* **What needs to be done**
Search the entries for the word "label". Copy every line that holds it.

Material provided START

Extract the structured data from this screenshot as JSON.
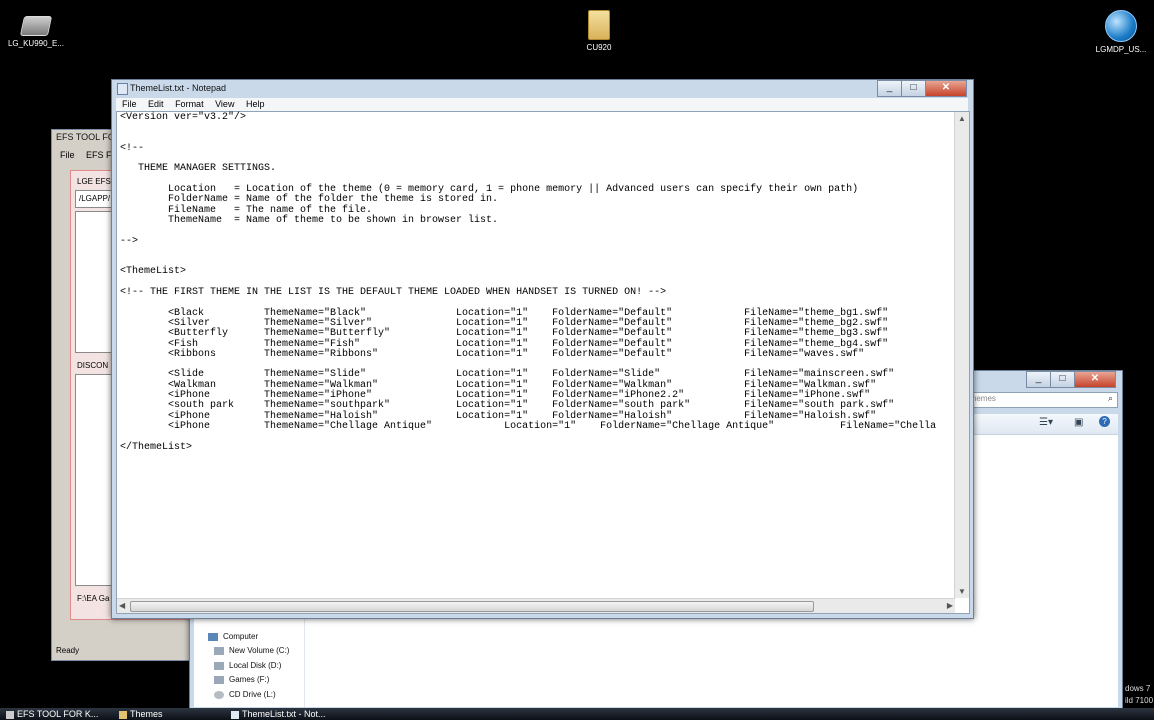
{
  "desktop": {
    "icons": [
      {
        "label": "LG_KU990_E...",
        "icon": "drive-icon"
      },
      {
        "label": "CU920",
        "icon": "folder-icon"
      },
      {
        "label": "LGMDP_US...",
        "icon": "att-globe-icon"
      }
    ],
    "watermark_line1": "dows 7",
    "watermark_line2": "ild 7100"
  },
  "notepad": {
    "title": "ThemeList.txt - Notepad",
    "menu": [
      "File",
      "Edit",
      "Format",
      "View",
      "Help"
    ],
    "content": "<Version ver=\"v3.2\"/>\n\n\n<!--\n\n   THEME MANAGER SETTINGS.\n\n        Location   = Location of the theme (0 = memory card, 1 = phone memory || Advanced users can specify their own path)\n        FolderName = Name of the folder the theme is stored in.\n        FileName   = The name of the file.\n        ThemeName  = Name of theme to be shown in browser list.\n\n-->\n\n\n<ThemeList>\n\n<!-- THE FIRST THEME IN THE LIST IS THE DEFAULT THEME LOADED WHEN HANDSET IS TURNED ON! -->\n\n        <Black          ThemeName=\"Black\"               Location=\"1\"    FolderName=\"Default\"            FileName=\"theme_bg1.swf\"\n        <Silver         ThemeName=\"Silver\"              Location=\"1\"    FolderName=\"Default\"            FileName=\"theme_bg2.swf\"\n        <Butterfly      ThemeName=\"Butterfly\"           Location=\"1\"    FolderName=\"Default\"            FileName=\"theme_bg3.swf\"\n        <Fish           ThemeName=\"Fish\"                Location=\"1\"    FolderName=\"Default\"            FileName=\"theme_bg4.swf\"\n        <Ribbons        ThemeName=\"Ribbons\"             Location=\"1\"    FolderName=\"Default\"            FileName=\"waves.swf\"\n\n        <Slide          ThemeName=\"Slide\"               Location=\"1\"    FolderName=\"Slide\"              FileName=\"mainscreen.swf\"\n        <Walkman        ThemeName=\"Walkman\"             Location=\"1\"    FolderName=\"Walkman\"            FileName=\"Walkman.swf\"\n        <iPhone         ThemeName=\"iPhone\"              Location=\"1\"    FolderName=\"iPhone2.2\"          FileName=\"iPhone.swf\"\n        <south park     ThemeName=\"southpark\"           Location=\"1\"    FolderName=\"south park\"         FileName=\"south park.swf\"\n        <iPhone         ThemeName=\"Haloish\"             Location=\"1\"    FolderName=\"Haloish\"            FileName=\"Haloish.swf\"\n        <iPhone         ThemeName=\"Chellage Antique\"            Location=\"1\"    FolderName=\"Chellage Antique\"           FileName=\"Chella\n\n</ThemeList>"
  },
  "explorer": {
    "search_placeholder": "Themes",
    "tree": [
      "Computer",
      "New Volume (C:)",
      "Local Disk (D:)",
      "Games (F:)",
      "CD Drive (L:)"
    ]
  },
  "efs_tool": {
    "title": "EFS TOOL FO",
    "menu": [
      "File",
      "EFS File"
    ],
    "panel_title": "LGE EFS B",
    "path": "/LGAPP/",
    "disconnect": "DISCON",
    "bottom_path": "F:\\EA Ga",
    "status": "Ready"
  },
  "taskbar": {
    "tasks": [
      "EFS TOOL FOR K...",
      "Themes",
      "ThemeList.txt - Not..."
    ]
  },
  "colors": {
    "desktop": "#000000",
    "window_frame": "#c9d9ea",
    "close_button": "#c5432a"
  }
}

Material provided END

* **Exercise response**
        "label": "LG_KU990_E...",
        "label": "CU920",
        "label": "LGMDP_US...",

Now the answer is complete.